Looks like Morgan Stanley’s Chairman and CEO James Gorman doesn’t need to polish his resume. The last of the big banks to announce their earnings this week, Morgan Stanley reported boffo numbers for its second quarter with major props going out to its wealth management and investment banking divisions. Net income rose to $1.86 billion – a 131% increase over last years $803 million. Its clients’ assets exceeded $2 trillion (note the “t”). Its earnings gain was helped by a $609 million tax benefit amd its profit margins for the first time hit 21%. All while rivals Citigroup, JP Morgan Chase and Bank of America posted lower than expected profits.
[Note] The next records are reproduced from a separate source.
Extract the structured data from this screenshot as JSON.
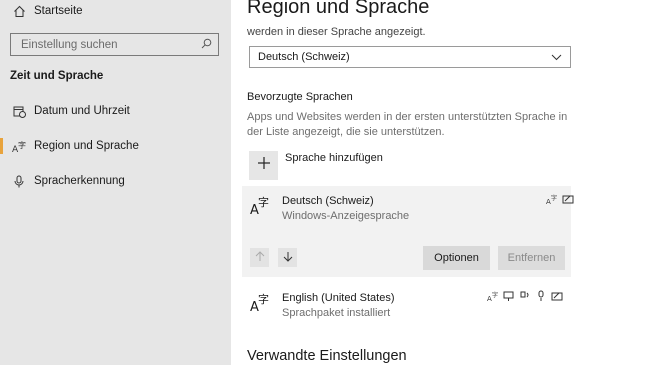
{
  "sidebar": {
    "home_label": "Startseite",
    "search_placeholder": "Einstellung suchen",
    "section_title": "Zeit und Sprache",
    "items": [
      {
        "label": "Datum und Uhrzeit"
      },
      {
        "label": "Region und Sprache"
      },
      {
        "label": "Spracherkennung"
      }
    ]
  },
  "main": {
    "page_title": "Region und Sprache",
    "display_language_desc": "werden in dieser Sprache angezeigt.",
    "display_language_value": "Deutsch (Schweiz)",
    "preferred_heading": "Bevorzugte Sprachen",
    "preferred_desc": "Apps und Websites werden in der ersten unterstützten Sprache in der Liste angezeigt, die sie unterstützen.",
    "add_language_label": "Sprache hinzufügen",
    "languages": [
      {
        "name": "Deutsch (Schweiz)",
        "sub": "Windows-Anzeigesprache"
      },
      {
        "name": "English (United States)",
        "sub": "Sprachpaket installiert"
      }
    ],
    "options_button": "Optionen",
    "remove_button": "Entfernen",
    "related_heading": "Verwandte Einstellungen"
  },
  "colors": {
    "accent": "#e8a33c",
    "sidebar_bg": "#e6e6e6",
    "selected_row_bg": "#f2f2f2"
  },
  "icons": {
    "home": "home-icon",
    "search": "search-icon",
    "calendar_clock": "calendar-clock-icon",
    "language": "language-icon",
    "microphone": "microphone-icon",
    "chevron": "chevron-down-icon",
    "plus": "plus-icon",
    "arrow_up": "arrow-up-icon",
    "arrow_down": "arrow-down-icon"
  }
}
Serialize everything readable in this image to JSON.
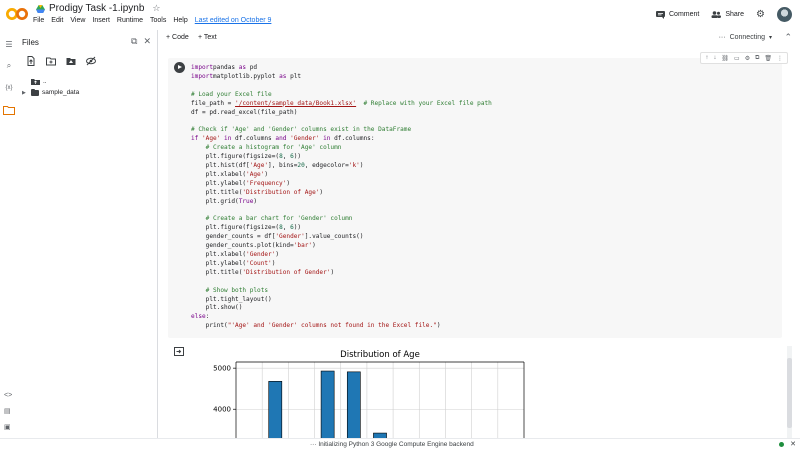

Boohoo.

Toy-ing with earnings…

Image courtesy of Stuart Miles/FreeDigitalPhotos.net

Image courtesy of Stuart Miles/FreeDigitalPhotos.net

Looks like Barbie is not enjoying her fabulous fifties. The iconic buxom blond doll, which turned 55 this year, and its parent company, Mattel, are having a very bad second quarter with a 60% drop in revenue. It might have been worse were it not for Mattel’s Disney Frozen toys and its American Girl products. But Barbie, well she was down 15%. Apparently she’s not as relatable as her Monster High competitiors. Hot Wheels and Fisher-Price brands were also down. Net income for the toy company was $28.3 million – a far far cry from last year’s $73.3 million. But it wasn’t all Barbie’s fault. Mattel’s purchase of MEGA Brands, its attempt at competing with the Lego powerhouse, also put a dent in those figures.